§ Exercise details:
A single count is required: the lines of the data below in which the word "empty" occurs.

§ Material for this exercise:
^^^^^^^^^^^^^^^^
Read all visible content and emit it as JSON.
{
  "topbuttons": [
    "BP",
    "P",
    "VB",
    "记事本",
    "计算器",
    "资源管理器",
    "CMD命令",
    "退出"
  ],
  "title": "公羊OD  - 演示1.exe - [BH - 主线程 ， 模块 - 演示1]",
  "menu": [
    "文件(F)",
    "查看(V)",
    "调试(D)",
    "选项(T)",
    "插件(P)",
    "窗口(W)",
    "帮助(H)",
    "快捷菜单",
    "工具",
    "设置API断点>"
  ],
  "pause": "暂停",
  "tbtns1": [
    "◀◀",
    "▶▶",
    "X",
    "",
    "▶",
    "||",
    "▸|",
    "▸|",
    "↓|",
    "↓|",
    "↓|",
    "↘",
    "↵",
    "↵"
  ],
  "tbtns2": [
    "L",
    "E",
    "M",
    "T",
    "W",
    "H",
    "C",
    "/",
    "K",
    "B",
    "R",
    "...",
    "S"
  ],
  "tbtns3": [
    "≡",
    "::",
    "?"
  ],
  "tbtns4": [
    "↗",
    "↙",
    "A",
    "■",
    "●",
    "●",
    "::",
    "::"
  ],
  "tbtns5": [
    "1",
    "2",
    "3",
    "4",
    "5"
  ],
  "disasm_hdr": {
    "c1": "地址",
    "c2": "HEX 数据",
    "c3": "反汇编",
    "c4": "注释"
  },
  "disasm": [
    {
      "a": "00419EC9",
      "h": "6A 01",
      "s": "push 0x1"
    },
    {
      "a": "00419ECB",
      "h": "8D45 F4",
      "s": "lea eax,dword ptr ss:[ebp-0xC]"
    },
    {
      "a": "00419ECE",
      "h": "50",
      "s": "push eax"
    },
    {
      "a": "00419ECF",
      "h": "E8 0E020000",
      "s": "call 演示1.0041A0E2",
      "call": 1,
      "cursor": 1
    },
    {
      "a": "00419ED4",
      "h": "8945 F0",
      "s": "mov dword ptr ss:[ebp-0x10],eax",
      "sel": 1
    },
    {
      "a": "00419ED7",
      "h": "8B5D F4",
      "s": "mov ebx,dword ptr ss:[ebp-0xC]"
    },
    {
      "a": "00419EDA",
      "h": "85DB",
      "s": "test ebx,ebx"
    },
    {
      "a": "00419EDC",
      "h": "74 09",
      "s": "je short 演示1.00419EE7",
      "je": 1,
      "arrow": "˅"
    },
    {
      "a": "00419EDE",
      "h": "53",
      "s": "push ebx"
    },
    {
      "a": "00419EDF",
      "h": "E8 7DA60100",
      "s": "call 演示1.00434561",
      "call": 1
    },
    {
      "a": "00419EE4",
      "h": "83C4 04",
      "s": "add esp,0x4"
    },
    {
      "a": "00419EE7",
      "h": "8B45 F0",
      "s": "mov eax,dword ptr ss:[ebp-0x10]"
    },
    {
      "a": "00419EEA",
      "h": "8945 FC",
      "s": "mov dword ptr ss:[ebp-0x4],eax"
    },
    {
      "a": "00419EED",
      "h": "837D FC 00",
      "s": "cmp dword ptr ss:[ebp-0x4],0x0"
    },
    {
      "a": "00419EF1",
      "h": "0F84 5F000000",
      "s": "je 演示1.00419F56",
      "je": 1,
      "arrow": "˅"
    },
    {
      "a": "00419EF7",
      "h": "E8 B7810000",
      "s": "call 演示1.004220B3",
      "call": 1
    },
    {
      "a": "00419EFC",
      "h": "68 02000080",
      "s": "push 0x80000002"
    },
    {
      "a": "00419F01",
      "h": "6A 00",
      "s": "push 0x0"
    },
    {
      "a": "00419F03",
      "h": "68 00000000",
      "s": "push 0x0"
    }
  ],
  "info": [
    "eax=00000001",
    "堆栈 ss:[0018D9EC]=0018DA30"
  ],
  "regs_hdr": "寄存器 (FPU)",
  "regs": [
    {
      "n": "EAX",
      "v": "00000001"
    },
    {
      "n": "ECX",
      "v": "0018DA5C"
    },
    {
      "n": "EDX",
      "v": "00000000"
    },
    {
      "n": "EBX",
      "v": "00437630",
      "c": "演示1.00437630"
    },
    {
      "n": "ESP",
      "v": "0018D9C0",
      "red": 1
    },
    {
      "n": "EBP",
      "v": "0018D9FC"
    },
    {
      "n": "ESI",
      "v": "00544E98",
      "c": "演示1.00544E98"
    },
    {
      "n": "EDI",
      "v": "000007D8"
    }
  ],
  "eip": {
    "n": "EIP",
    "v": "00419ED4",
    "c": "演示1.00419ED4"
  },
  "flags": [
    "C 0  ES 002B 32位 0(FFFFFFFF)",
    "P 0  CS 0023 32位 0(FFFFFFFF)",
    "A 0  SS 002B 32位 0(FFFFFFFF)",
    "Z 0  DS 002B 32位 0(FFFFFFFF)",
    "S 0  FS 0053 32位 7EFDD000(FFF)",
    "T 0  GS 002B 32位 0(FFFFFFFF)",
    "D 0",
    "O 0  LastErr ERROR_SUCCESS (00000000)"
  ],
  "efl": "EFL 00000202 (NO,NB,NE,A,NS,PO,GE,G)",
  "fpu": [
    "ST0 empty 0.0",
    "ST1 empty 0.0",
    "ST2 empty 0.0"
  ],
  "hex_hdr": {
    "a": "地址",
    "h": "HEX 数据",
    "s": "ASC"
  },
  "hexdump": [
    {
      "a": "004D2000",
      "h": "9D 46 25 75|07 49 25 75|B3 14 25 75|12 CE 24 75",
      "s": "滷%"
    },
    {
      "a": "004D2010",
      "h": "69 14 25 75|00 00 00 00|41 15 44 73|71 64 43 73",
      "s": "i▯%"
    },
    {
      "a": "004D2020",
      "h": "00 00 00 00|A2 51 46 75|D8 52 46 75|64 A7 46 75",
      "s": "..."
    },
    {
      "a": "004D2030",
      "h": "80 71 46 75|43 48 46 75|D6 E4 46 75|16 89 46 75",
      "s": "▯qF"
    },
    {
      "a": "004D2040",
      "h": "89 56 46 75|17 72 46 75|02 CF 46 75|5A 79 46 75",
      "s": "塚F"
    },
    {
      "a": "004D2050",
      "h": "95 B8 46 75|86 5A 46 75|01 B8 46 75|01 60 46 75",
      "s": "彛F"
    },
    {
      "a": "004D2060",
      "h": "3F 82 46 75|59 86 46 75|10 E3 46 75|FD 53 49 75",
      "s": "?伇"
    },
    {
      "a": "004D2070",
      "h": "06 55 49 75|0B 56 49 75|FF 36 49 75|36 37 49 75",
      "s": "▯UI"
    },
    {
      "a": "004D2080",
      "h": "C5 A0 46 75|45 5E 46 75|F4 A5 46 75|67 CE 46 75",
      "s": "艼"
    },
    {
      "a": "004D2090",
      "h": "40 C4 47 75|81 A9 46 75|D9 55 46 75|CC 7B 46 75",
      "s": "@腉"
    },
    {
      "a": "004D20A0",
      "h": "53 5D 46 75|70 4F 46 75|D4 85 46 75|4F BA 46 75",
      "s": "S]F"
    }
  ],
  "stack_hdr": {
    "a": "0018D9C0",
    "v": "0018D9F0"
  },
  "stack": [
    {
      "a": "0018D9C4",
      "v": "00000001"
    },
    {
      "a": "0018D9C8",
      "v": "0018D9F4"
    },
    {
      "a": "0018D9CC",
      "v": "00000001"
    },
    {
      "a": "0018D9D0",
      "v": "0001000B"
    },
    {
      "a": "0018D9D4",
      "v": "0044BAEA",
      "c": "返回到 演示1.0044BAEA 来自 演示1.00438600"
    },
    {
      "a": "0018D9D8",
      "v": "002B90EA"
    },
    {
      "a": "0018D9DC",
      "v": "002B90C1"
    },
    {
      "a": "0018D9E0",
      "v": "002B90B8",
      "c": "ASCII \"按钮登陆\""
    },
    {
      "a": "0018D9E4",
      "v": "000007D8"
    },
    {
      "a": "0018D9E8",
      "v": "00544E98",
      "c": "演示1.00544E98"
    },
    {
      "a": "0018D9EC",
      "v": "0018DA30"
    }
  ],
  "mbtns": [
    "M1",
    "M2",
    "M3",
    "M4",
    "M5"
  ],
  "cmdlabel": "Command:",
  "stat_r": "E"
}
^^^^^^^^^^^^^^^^
§ Task result:
3